* [Problem]:
Could you please reproduce all the records below exactly, leaving out the images?

* [Supplied material]:
----

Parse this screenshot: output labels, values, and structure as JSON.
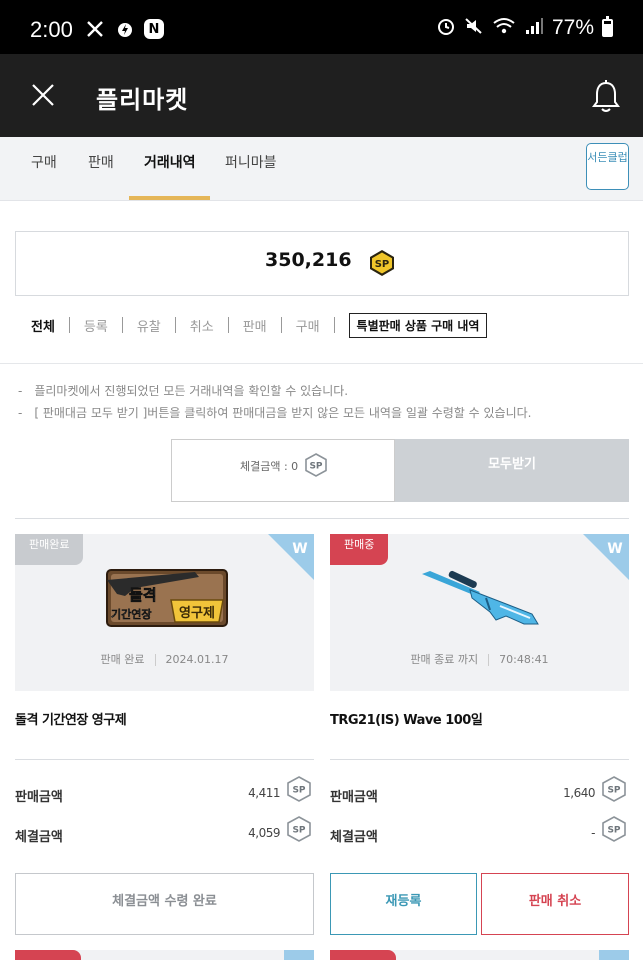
{
  "status_bar": {
    "time": "2:00",
    "battery": "77%",
    "battery_level": 0.77,
    "left_icons": [
      "missed-call-icon",
      "lightning-app-icon",
      "n-app-icon"
    ],
    "right_icons": [
      "alarm-icon",
      "mute-icon",
      "wifi-icon",
      "signal-icon",
      "battery-icon"
    ]
  },
  "header": {
    "title": "플리마켓",
    "close_icon": "close-icon",
    "bell_icon": "bell-icon"
  },
  "tabs": {
    "items": [
      {
        "label": "구매"
      },
      {
        "label": "판매"
      },
      {
        "label": "거래내역",
        "active": true
      },
      {
        "label": "퍼니마블"
      }
    ],
    "service_button": "서든클럽"
  },
  "balance": {
    "value": "350,216",
    "currency_icon": "sp-coin-gold-icon"
  },
  "filters": {
    "items": [
      "전체",
      "등록",
      "유찰",
      "취소",
      "판매",
      "구매"
    ],
    "active": "전체",
    "special_button": "특별판매 상품 구매 내역"
  },
  "notes": [
    "플리마켓에서 진행되었던 모든 거래내역을 확인할 수 있습니다.",
    "[ 판매대금 모두 받기 ]버튼을 클릭하여 판매대금을 받지 않은 모든 내역을 일괄 수령할 수 있습니다."
  ],
  "note_bullet": "-",
  "settle": {
    "label": "체결금액 : 0",
    "button": "모두받기"
  },
  "cards": [
    {
      "badge": "판매완료",
      "corner": "W",
      "image_text_1": "돌격",
      "image_text_2": "기간연장",
      "image_text_3": "영구제",
      "status": "판매 완료",
      "date": "2024.01.17",
      "name": "돌격 기간연장 영구제",
      "sale_label": "판매금액",
      "sale_value": "4,411",
      "settle_label": "체결금액",
      "settle_value": "4,059",
      "action": "체결금액 수령 완료"
    },
    {
      "badge": "판매중",
      "corner": "W",
      "status": "판매 종료 까지",
      "date": "70:48:41",
      "name": "TRG21(IS) Wave 100일",
      "sale_label": "판매금액",
      "sale_value": "1,640",
      "settle_label": "체결금액",
      "settle_value": "-",
      "action_1": "재등록",
      "action_2": "판매 취소"
    }
  ],
  "sp_label": "SP",
  "colors": {
    "header_bg": "#1f1f1f",
    "accent_gold": "#e5b658",
    "sale_red": "#d54452",
    "blue": "#3b98b5"
  }
}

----

* [Task solution]:
Parse this screenshot: output labels, values, and structure as JSON.
{
  "status_bar": {
    "time": "2:00",
    "battery": "77%",
    "battery_level": 0.77,
    "left_icons": [
      "missed-call-icon",
      "lightning-app-icon",
      "n-app-icon"
    ],
    "right_icons": [
      "alarm-icon",
      "mute-icon",
      "wifi-icon",
      "signal-icon",
      "battery-icon"
    ]
  },
  "header": {
    "title": "플리마켓",
    "close_icon": "close-icon",
    "bell_icon": "bell-icon"
  },
  "tabs": {
    "items": [
      {
        "label": "구매"
      },
      {
        "label": "판매"
      },
      {
        "label": "거래내역",
        "active": true
      },
      {
        "label": "퍼니마블"
      }
    ],
    "service_button": "서든클럽"
  },
  "balance": {
    "value": "350,216",
    "currency_icon": "sp-coin-gold-icon"
  },
  "filters": {
    "items": [
      "전체",
      "등록",
      "유찰",
      "취소",
      "판매",
      "구매"
    ],
    "active": "전체",
    "special_button": "특별판매 상품 구매 내역"
  },
  "notes": [
    "플리마켓에서 진행되었던 모든 거래내역을 확인할 수 있습니다.",
    "[ 판매대금 모두 받기 ]버튼을 클릭하여 판매대금을 받지 않은 모든 내역을 일괄 수령할 수 있습니다."
  ],
  "note_bullet": "-",
  "settle": {
    "label": "체결금액 : 0",
    "button": "모두받기"
  },
  "cards": [
    {
      "badge": "판매완료",
      "corner": "W",
      "image_text_1": "돌격",
      "image_text_2": "기간연장",
      "image_text_3": "영구제",
      "status": "판매 완료",
      "date": "2024.01.17",
      "name": "돌격 기간연장 영구제",
      "sale_label": "판매금액",
      "sale_value": "4,411",
      "settle_label": "체결금액",
      "settle_value": "4,059",
      "action": "체결금액 수령 완료"
    },
    {
      "badge": "판매중",
      "corner": "W",
      "status": "판매 종료 까지",
      "date": "70:48:41",
      "name": "TRG21(IS) Wave 100일",
      "sale_label": "판매금액",
      "sale_value": "1,640",
      "settle_label": "체결금액",
      "settle_value": "-",
      "action_1": "재등록",
      "action_2": "판매 취소"
    }
  ],
  "sp_label": "SP",
  "colors": {
    "header_bg": "#1f1f1f",
    "accent_gold": "#e5b658",
    "sale_red": "#d54452",
    "blue": "#3b98b5"
  }
}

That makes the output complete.